Competency is further manifest through marketing/advertising literacy - the fact that consumers are familiar with the ideas, objectives and methods of marketing, advertising and marketing communications. This is evident in the way consumers understand and use marketing terminology, the way they closely follow developments in the media business, their capacity to deconstruct and reconstruct marketing communications and their readiness to offer judgements about products, attributes, value and levels of service. Such sophisticated literacy gives consumers greater control over what they see, hear and read, especially when control is combined with enabling technologies (the panoply of enablers that extends from the internet to podcasts and webcasts, from personal shopping assistants and iPhones).
Empowered by access to information, consumers are driven by value - seeking not just the value that accrues from consuming brands, but also value in terms of quality interactions with the organisation behind the brands. As such, they seek value-for-time, value-for-attention and value-for-access to their personal information. The democratisation of access to information means that consumers have enhanced self-confidence in their ability to perform behaviours related to consumption - just think of the aptitude and astuteness of consumers when they engage in online grocery shopping and online travel booking.
Self-confidence is in many cases fully justified - compared to conventional technologies, user-directed ones give consumers remarkable levels of control (web users, for instance, decide which websites to visit, bookmark and revisit, they choose whether to navigate thoroughly or fleetingly and they determine if interaction should occur, how often, on what terms and also for what purpose). Consumers evidently have the ability and the confidence to 'call the shots'.

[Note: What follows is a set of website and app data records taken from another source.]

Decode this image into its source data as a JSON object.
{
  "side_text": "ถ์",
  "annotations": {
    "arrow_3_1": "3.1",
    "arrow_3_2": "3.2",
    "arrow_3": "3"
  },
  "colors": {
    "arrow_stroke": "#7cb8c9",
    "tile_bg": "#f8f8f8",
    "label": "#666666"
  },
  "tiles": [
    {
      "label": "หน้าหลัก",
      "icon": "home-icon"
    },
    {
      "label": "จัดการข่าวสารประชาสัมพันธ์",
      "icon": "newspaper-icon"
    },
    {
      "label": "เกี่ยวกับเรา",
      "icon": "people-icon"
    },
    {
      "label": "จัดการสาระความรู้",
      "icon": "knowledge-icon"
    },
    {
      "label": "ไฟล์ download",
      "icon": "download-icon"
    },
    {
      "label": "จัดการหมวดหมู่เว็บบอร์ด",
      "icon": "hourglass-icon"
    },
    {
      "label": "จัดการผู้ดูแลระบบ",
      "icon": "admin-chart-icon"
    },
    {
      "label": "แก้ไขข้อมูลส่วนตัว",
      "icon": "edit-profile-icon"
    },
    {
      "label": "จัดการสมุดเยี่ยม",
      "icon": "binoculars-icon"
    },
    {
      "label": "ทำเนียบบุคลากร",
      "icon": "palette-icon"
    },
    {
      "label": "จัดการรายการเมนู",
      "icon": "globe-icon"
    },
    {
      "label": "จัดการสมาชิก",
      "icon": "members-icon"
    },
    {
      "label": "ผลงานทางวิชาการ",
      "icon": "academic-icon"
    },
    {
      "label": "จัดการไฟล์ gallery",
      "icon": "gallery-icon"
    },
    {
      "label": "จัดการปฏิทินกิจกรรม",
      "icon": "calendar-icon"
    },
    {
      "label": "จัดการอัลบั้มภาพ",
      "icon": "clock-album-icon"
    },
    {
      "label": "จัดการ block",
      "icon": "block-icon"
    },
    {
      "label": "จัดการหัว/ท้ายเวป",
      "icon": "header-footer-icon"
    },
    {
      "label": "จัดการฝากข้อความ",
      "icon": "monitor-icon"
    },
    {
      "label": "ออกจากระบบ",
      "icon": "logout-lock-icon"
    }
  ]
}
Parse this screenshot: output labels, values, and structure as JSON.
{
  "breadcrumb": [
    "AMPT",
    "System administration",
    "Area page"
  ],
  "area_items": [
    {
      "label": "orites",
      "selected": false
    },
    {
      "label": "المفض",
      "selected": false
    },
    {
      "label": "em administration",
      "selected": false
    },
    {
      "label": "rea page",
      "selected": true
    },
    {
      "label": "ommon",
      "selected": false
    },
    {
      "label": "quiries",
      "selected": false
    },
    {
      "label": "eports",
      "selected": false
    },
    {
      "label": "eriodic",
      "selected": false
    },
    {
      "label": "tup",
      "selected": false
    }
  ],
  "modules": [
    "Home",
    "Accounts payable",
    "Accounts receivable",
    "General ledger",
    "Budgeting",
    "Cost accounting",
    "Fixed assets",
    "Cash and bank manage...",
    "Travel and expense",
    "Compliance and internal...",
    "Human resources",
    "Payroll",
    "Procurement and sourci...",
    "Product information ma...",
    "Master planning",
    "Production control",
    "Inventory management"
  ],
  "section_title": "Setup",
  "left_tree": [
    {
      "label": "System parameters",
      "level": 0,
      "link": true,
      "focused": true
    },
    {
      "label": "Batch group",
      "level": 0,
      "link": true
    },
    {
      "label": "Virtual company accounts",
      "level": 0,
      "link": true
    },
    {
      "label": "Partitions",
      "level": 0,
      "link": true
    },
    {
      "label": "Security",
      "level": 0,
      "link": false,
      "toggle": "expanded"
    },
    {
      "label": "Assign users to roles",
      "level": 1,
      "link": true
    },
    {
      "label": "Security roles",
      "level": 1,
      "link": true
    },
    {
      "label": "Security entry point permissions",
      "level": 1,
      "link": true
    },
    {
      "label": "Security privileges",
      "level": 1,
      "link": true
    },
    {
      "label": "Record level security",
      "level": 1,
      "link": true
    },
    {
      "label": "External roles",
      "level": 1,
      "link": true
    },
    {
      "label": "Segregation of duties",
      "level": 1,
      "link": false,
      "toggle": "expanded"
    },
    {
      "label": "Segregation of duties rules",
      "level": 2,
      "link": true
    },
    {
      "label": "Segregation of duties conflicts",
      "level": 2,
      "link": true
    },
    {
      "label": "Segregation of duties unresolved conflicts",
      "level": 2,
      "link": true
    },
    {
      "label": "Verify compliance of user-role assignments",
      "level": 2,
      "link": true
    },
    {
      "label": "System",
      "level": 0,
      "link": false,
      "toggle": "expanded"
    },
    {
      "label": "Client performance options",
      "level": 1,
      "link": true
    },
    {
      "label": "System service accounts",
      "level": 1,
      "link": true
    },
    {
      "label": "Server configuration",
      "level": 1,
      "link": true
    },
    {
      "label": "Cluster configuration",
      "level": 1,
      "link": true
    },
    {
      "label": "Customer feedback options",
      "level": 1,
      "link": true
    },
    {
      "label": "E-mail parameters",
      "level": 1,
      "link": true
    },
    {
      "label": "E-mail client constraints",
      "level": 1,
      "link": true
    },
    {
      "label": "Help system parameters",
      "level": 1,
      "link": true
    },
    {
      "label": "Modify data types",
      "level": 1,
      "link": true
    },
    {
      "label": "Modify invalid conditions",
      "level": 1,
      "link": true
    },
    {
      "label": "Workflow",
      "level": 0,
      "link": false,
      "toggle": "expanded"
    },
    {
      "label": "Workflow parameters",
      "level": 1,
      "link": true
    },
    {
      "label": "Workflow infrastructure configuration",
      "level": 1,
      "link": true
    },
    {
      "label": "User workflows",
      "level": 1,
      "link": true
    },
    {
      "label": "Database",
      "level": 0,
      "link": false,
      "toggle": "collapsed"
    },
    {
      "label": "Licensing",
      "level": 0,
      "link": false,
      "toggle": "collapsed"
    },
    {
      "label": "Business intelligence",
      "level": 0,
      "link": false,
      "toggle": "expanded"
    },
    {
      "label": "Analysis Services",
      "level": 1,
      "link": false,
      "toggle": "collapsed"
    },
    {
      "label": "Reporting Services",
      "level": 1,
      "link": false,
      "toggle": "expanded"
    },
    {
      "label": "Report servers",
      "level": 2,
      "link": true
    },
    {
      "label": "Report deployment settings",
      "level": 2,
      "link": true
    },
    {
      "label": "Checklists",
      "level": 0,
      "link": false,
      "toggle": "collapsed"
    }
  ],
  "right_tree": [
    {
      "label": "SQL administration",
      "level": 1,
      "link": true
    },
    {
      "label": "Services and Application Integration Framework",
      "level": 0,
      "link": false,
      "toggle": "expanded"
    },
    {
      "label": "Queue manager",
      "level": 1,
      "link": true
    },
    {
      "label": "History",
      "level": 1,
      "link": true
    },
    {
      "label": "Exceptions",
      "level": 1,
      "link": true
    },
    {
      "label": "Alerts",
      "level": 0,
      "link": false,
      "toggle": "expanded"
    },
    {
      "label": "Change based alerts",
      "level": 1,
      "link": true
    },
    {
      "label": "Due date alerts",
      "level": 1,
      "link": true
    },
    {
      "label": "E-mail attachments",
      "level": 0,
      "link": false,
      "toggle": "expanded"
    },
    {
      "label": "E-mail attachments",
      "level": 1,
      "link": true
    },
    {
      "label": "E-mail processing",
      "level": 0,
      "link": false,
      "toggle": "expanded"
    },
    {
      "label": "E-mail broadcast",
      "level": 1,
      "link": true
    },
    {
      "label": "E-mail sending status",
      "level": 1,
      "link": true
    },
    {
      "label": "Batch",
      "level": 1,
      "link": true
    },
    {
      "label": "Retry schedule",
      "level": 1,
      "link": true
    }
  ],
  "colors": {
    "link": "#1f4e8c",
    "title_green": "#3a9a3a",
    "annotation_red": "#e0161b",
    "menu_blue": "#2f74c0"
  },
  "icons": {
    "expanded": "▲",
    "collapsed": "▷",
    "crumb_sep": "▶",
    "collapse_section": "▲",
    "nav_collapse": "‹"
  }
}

At the upcoming Brand That Make Cents Conference 2014
, this June we will have speakers from the marketing industry looking into responsive brand management - to the ever increasingly savvy consumer, differentially savvy consumers - with a focus on arguably the biggest challenge for brand managers which is how to contend with differences among consumers and also differentially responsive brand management as you learn how knowing your consumer can shape your brand marketing strategy. Consumers change, but not all at the same pace. Not all consumers are equally savvy. Not all are equally empowered.